What to Observe

  • First fully open single flower

  • Full flowering (record all days)

  • End of flowering (when 95% of the flowers have faded)

  • Open seed pods containing seeds (record all days)

Climate Adaptations

Climate change will directly affect the ecological communities in which this alpine species resides. An increase in temperature and extreme heat events will reduce viable habitat for this species.

Species: WhenAndWhere Image

When and Where

When To Look

  • Flowering October to December
  • Mature fruits present in January to March

Where To Look

  • South-eastern Victoria, NSW and central Tasmania
  • Grows at high altitudes in grassy slopes, subalpine heath or in snowgum woodlands
Species: WhatElse Image

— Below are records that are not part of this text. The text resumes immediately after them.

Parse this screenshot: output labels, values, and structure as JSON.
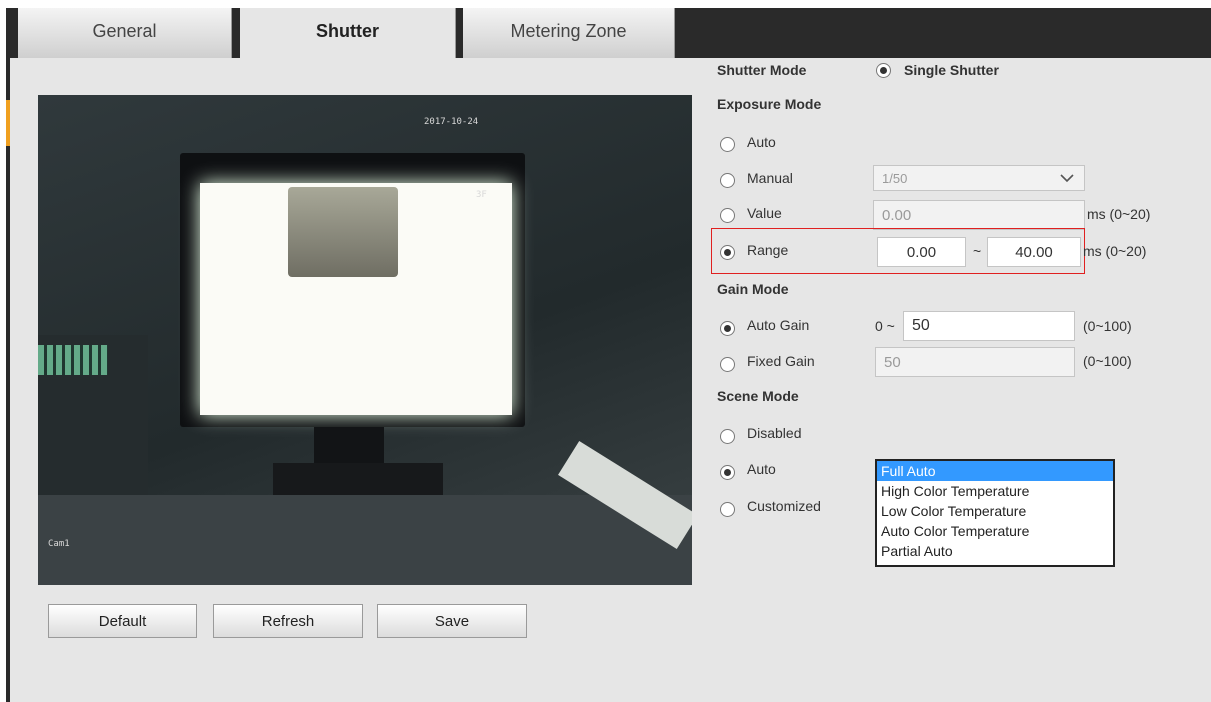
{
  "tabs": [
    {
      "label": "General",
      "active": false
    },
    {
      "label": "Shutter",
      "active": true
    },
    {
      "label": "Metering Zone",
      "active": false
    }
  ],
  "video": {
    "osd_time": "2017-10-24",
    "osd_small": "3F",
    "osd_channel": "Cam1"
  },
  "shutter_mode": {
    "label": "Shutter Mode",
    "option": "Single Shutter",
    "selected": true
  },
  "exposure_mode": {
    "label": "Exposure Mode",
    "options": [
      {
        "label": "Auto",
        "selected": false
      },
      {
        "label": "Manual",
        "selected": false
      },
      {
        "label": "Value",
        "selected": false
      },
      {
        "label": "Range",
        "selected": true
      }
    ],
    "manual_value": "1/50",
    "value_field": "0.00",
    "value_unit": "ms (0~20)",
    "range_min": "0.00",
    "range_sep": "~",
    "range_max": "40.00",
    "range_unit": "ms (0~20)"
  },
  "gain_mode": {
    "label": "Gain Mode",
    "auto_label": "Auto Gain",
    "auto_selected": true,
    "auto_prefix": "0 ~",
    "auto_value": "50",
    "auto_range": "(0~100)",
    "fixed_label": "Fixed Gain",
    "fixed_selected": false,
    "fixed_value": "50",
    "fixed_range": "(0~100)"
  },
  "scene_mode": {
    "label": "Scene Mode",
    "options": [
      {
        "label": "Disabled",
        "selected": false
      },
      {
        "label": "Auto",
        "selected": true
      },
      {
        "label": "Customized",
        "selected": false
      }
    ],
    "list": [
      "Full Auto",
      "High Color Temperature",
      "Low Color Temperature",
      "Auto Color Temperature",
      "Partial Auto"
    ],
    "list_selected": "Full Auto"
  },
  "buttons": {
    "default": "Default",
    "refresh": "Refresh",
    "save": "Save"
  },
  "colors": {
    "accent_tab_marker": "#f0a020",
    "highlight_border": "#e02020",
    "list_selection": "#3399ff"
  }
}
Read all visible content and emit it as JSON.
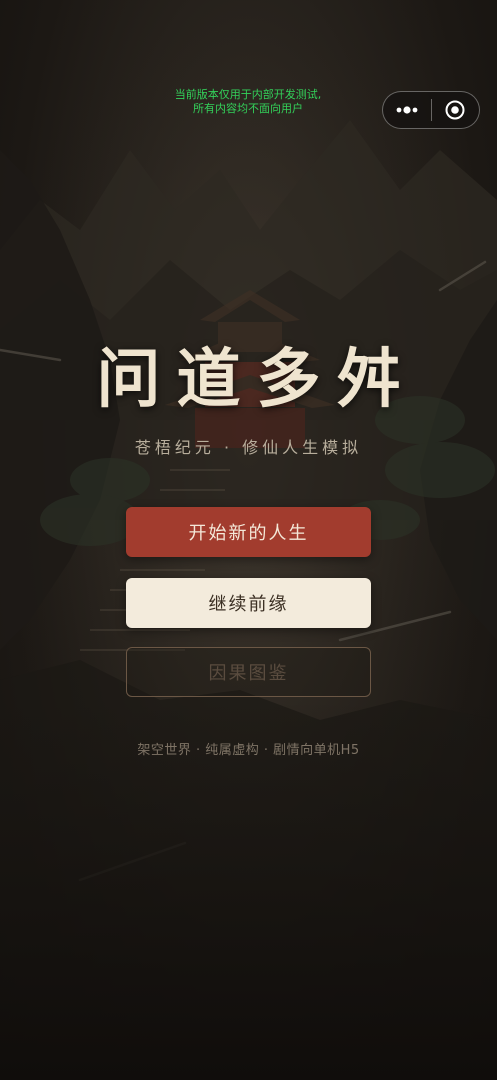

What Else?

The Latin epithet of its name montana refers to mountains or coming from mountains.

Similar Species

In Tasmania it is similar in appearance to the Rockfield Purple Pea (Hovea tasmanica).